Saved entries
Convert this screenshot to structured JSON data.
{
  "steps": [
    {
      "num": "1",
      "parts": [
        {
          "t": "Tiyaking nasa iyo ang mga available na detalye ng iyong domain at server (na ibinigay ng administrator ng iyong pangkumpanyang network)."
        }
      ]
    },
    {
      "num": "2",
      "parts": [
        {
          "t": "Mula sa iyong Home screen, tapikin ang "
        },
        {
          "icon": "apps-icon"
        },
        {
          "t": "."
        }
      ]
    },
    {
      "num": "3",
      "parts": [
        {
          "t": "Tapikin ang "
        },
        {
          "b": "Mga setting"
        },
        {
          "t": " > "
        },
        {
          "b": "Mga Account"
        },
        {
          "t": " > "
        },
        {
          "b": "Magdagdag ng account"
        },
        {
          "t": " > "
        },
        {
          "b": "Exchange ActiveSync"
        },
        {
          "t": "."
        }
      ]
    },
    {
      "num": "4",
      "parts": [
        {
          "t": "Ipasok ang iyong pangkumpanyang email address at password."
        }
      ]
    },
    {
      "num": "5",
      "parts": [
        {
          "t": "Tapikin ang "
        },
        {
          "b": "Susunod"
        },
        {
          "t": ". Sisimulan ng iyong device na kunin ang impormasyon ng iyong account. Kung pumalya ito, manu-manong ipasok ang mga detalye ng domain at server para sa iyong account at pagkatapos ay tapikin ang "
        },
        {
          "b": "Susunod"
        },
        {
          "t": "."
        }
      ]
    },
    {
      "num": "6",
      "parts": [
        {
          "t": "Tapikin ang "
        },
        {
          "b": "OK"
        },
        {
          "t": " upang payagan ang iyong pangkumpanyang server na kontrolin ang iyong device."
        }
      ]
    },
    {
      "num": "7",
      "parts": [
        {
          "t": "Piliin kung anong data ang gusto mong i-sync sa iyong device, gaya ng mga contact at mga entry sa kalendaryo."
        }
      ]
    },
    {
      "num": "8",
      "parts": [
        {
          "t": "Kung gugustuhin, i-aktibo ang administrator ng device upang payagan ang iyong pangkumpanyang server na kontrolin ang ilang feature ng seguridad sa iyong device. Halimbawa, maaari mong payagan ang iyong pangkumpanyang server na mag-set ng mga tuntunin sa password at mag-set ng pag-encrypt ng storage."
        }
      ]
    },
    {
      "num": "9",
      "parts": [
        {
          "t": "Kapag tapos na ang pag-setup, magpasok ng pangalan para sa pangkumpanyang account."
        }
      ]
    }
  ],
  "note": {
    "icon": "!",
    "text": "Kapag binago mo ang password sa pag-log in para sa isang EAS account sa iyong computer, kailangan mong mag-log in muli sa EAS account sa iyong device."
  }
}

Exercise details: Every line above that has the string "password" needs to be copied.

Result of this task:
          "t": "Ipasok ang iyong pangkumpanyang email address at password."
          "t": "Kung gugustuhin, i-aktibo ang administrator ng device upang payagan ang iyong pangkumpanyang server na kontrolin ang ilang feature ng seguridad sa iyong device. Halimbawa, maaari mong payagan ang iyong pangkumpanyang server na mag-set ng mga tuntunin sa password at mag-set ng pag-encrypt ng storage."
    "text": "Kapag binago mo ang password sa pag-log in para sa isang EAS account sa iyong computer, kailangan mong mag-log in muli sa EAS account sa iyong device."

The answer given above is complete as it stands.